Short Range Forecast Discussion
NWS Weather Prediction Center College Park MD
527 PM EDT Thu Oct 30 2014
Valid 00Z Fri Oct 31 2014 - 00Z Sun Nov 02 2014
...Heavy snow possible for portions of the southern and central
Appalachians Friday night and Saturday...
...Well below-average temperatures expected for most of the central and
...Strong Pacific storm system to bring rain and snow to much of the West
and Intermountain West...
Both the western and eastern U.S. will see significant weather during the
short range forecast period as the upper-level flow across the nation
becomes highly amplified. A vigorous upper-level disturbance will dive
southward across the Upper Great Lakes tonight and into the Ohio valley on
Friday. At the surface, one frontal system will cross the Great Lakes and
Ohio Valley while another develops and deepens off the North Carolina
coast. A polar high pressure will usher a much colder airmass into the
central and eastern U.S. behind the western of the two aforementioned
systems, with temperatures 10 to 20 degrees below average in some areas.
Rain and snow will be possible across the Great Lakes on Friday as the
system crosses the area, with snow for the Ohio valley. The more
significant event will begin Friday night into early Saturday, however, as
the energy from the two systems begins to combine, and colder air changes
rain over to snow across much of the eastern Ohio Valley, and central and
southern Appalachians. Upslope flow across the Appalachians with
northwesterly flow may enhance snowfall, and heavy snow is possible.
Additionally, rain and snow are possible on Saturday across portions of
northern interior New England.
Another vigorous low-pressure system will move onshore in the West
tonight. Widespread precipitation is expected along and in the wake of the

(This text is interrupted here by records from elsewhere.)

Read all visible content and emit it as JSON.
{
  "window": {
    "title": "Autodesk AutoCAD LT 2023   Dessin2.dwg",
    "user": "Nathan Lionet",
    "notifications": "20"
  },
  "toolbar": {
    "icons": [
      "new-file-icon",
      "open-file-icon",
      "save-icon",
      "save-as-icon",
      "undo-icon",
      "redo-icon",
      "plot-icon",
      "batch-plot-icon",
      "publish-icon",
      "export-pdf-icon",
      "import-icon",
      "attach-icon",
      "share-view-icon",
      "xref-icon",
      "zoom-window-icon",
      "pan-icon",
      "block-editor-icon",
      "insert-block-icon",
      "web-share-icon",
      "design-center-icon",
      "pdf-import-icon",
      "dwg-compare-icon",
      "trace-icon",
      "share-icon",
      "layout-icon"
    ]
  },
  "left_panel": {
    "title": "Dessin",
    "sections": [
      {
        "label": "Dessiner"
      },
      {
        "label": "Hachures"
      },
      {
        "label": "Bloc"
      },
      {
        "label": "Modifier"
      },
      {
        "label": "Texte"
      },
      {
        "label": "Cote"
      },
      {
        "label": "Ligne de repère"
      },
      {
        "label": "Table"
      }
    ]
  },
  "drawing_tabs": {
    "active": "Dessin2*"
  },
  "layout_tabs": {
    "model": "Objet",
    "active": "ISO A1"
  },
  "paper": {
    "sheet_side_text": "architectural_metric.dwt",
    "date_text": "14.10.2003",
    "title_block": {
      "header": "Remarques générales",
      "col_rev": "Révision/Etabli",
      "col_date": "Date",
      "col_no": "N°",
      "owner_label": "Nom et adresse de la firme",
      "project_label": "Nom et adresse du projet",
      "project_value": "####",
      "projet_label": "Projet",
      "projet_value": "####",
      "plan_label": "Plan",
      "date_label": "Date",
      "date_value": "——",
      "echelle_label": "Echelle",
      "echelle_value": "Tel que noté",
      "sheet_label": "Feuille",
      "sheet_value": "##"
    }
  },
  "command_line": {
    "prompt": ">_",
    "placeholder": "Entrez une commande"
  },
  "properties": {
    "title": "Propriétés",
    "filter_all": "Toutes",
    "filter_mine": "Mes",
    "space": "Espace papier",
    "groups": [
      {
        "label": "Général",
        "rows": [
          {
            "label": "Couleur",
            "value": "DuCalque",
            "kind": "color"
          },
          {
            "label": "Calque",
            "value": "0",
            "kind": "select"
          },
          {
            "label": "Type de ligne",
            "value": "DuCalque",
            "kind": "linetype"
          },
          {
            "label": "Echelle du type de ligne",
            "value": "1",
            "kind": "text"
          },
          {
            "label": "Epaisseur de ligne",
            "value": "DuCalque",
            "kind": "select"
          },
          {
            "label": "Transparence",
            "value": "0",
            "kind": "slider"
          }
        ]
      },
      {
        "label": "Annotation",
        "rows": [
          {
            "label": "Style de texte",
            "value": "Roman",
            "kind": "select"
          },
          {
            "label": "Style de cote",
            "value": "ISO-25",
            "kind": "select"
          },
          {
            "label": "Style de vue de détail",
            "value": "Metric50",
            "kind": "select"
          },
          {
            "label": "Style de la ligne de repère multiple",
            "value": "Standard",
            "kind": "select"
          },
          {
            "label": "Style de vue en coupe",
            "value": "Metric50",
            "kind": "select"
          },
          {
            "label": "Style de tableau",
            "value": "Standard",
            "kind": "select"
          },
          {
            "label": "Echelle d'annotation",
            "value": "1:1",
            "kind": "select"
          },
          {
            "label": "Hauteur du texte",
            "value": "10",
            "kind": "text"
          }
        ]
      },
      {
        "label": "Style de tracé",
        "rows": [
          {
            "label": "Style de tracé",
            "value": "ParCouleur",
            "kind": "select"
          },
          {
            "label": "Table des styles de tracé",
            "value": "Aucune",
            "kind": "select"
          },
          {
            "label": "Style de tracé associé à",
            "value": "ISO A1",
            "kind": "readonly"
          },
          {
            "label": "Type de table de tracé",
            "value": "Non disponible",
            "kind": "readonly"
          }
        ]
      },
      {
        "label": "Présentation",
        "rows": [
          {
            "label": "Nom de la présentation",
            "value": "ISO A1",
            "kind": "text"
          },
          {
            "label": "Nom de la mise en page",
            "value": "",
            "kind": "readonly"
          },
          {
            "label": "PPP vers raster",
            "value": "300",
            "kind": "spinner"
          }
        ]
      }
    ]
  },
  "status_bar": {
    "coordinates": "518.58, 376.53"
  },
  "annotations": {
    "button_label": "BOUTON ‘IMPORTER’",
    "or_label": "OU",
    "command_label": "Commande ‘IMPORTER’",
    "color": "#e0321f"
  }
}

surface front. While precipitation will begin as rain at all but the
highest elevations of the West, snow levels will gradually lower as the
front moves inland and the upper-level trough crosses overhead, so by
Saturday snow will become much more commonplace across the Intermountain
Graphics available at www.wpc.ncep.noaa.gov/basicwx/basicwx_wbg.php